The owner of the “House of the Faun”, in the archaeological site of Pompeii, would definitely be one of the most enviable men in the city. The ruins of the house resemble a huge complex with rooms and areas designed for various purposes. The owner of the property could not be identified from the remains. This building was called the “House of the Faun” because of the bronze statue of a dancing faun, which was in the center of one of the main halls.
The amphitheater, located at the end of Via del Abbondanza, in the archaeological site of Pompeii, is the oldest stone building of its kind ever discovered. In fact, its construction dates back to 80 BC, and Rome’s first amphitheater, the Statilio Tauro, was built in 29 BC.
One of the features of the amphitheater discovered during the excavations of Pompeii is that this structure did not have a cellar under the floor of the arena, as was the case earlier in the same building of the imperial era.

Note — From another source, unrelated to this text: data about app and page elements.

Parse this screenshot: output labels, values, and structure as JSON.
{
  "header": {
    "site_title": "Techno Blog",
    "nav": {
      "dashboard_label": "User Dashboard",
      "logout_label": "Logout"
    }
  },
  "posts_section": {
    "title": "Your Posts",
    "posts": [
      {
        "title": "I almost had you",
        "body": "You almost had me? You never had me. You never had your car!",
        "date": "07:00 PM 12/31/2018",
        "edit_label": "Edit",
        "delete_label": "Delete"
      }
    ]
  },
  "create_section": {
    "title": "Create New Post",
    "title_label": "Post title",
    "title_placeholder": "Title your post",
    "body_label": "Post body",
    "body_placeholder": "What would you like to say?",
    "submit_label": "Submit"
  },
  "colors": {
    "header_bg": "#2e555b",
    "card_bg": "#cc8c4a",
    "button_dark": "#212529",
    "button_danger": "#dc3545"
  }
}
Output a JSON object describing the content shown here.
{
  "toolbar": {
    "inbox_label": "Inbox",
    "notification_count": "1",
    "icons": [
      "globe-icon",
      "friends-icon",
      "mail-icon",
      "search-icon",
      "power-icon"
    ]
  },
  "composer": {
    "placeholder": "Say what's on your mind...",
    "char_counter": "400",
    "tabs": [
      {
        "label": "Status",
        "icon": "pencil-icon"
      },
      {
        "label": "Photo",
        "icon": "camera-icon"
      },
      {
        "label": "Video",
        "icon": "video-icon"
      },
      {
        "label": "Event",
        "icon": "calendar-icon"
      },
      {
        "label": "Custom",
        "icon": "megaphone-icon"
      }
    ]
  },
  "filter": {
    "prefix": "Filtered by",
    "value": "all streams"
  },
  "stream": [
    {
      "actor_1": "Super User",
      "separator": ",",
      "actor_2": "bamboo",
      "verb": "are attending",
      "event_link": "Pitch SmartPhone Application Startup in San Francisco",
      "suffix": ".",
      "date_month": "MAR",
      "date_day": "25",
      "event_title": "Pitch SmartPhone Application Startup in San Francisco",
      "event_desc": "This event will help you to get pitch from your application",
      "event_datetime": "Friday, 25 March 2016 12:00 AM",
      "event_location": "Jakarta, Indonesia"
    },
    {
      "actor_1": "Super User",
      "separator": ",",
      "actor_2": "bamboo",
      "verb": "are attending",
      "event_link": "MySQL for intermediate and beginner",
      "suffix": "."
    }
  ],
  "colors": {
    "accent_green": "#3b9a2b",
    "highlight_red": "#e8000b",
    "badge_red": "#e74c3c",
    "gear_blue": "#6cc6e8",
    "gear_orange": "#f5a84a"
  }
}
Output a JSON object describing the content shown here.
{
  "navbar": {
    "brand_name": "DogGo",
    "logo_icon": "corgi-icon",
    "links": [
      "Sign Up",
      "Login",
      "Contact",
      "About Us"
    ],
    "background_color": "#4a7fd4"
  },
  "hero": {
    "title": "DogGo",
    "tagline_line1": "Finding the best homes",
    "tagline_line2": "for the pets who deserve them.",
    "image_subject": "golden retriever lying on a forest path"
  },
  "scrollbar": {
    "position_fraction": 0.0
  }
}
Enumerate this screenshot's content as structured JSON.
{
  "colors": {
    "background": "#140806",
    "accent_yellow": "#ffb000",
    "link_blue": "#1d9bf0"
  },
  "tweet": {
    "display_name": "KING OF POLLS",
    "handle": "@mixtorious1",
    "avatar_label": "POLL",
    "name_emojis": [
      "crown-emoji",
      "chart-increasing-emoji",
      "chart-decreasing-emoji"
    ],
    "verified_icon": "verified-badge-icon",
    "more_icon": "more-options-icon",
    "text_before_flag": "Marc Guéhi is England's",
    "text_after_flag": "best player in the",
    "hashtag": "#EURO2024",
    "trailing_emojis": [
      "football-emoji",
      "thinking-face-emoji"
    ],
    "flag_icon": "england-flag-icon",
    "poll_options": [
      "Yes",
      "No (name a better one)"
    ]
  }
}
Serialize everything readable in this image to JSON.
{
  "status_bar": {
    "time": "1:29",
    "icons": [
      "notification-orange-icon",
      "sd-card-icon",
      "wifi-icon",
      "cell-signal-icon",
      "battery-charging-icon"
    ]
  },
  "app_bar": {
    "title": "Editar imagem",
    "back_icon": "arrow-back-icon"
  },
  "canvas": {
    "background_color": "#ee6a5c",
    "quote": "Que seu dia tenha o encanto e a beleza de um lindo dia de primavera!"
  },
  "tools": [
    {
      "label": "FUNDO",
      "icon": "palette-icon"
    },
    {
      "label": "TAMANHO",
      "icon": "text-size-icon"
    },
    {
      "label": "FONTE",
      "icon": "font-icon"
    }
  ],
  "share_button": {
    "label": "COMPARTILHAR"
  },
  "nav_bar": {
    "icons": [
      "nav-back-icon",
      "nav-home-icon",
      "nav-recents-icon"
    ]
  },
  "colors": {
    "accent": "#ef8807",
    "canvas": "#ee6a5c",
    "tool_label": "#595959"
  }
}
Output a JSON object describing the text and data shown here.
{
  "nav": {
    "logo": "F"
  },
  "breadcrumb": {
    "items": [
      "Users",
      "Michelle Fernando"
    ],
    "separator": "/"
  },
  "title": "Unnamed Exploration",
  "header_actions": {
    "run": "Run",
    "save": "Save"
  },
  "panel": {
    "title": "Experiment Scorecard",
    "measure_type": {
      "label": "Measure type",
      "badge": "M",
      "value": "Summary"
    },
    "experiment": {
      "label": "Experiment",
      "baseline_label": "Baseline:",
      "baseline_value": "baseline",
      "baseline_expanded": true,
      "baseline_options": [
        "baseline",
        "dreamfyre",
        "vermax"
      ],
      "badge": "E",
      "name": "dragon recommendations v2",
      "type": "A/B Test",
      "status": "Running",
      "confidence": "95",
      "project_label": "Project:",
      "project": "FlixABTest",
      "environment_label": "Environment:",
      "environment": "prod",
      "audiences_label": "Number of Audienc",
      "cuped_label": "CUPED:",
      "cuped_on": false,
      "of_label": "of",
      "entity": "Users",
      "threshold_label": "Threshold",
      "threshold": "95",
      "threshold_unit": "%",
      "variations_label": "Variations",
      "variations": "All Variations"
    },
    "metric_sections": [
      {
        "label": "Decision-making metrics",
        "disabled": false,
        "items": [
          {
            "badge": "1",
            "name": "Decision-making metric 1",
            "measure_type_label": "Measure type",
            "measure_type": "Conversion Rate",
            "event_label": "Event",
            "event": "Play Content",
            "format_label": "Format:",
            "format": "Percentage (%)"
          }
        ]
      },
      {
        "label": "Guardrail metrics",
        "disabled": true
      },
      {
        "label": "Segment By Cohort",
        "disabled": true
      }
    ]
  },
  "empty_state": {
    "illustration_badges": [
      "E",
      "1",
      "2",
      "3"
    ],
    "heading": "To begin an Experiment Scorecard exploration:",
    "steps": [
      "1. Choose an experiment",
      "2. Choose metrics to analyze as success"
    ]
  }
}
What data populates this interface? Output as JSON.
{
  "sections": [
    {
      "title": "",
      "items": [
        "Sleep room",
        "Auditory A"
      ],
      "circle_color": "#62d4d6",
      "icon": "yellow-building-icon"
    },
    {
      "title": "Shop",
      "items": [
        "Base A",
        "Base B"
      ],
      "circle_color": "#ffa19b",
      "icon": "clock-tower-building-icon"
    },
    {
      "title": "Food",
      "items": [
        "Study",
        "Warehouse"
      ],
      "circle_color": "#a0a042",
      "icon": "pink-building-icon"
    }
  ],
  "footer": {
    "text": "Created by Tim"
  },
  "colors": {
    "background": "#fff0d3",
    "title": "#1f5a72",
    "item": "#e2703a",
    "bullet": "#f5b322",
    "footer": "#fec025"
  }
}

At the top of the amphitheater you can see the large openings used to reinforce the roof of the arena to protect the spectators from the scorching sun, wind and rain. Thus, performances could take place at any time of the year, regardless of weather conditions.
5. Temple of Apollo
The Temple of Apollo, facing the Forum of the city, is the oldest building in Pompeii and illustrates the changes in architectural styles that have taken place since its inception in the 6th century BC. until its destruction in 79 AD. The original Etruscan design was modified by the Greeks and then expanded by the Romans by adding the perimeter of the outer columns. Although most of the original bronze statues of the temple are now in the National Archaeological Museum of Naples, a copy of Apollo and a bust of the goddess Diana stand in their place.
6. Villa of Mysteries
The Villa of the Mysteries in Pompeii is an ancient Roman house located near the city and the archaeological site. It is impossible to establish the owner of this magnificent building, but some ruins suggest that some wealthy Roman patrician may have been the owner. Some argue that the villa belonged to Livia, the wife of Emperor Augustus, as a statue depicting her was found in the ruins. The Villa of Mysteries takes its name from a series of paintings discovered in one of the rooms of the house, the meaning of which some experts are still trying to determine.
7. Runaway Garden
The Garden of the Runaways is by far the most heartbreaking site of the end of Pompeii with the eruption of Vesuvius in 79 AD. During the excavations of 1961–1962 and 1973–19774, the bodies of 13 victims of the eruption, affected by lava and lapillus, were found. Men, women, and children from one or more family groups were suffocated by gases and then slowly covered in ash.
The figures that you see today in the garden of the fugitives are perfect plaster reproductions that allow us to understand the last moments of the life of these inhabitants of Pompeii.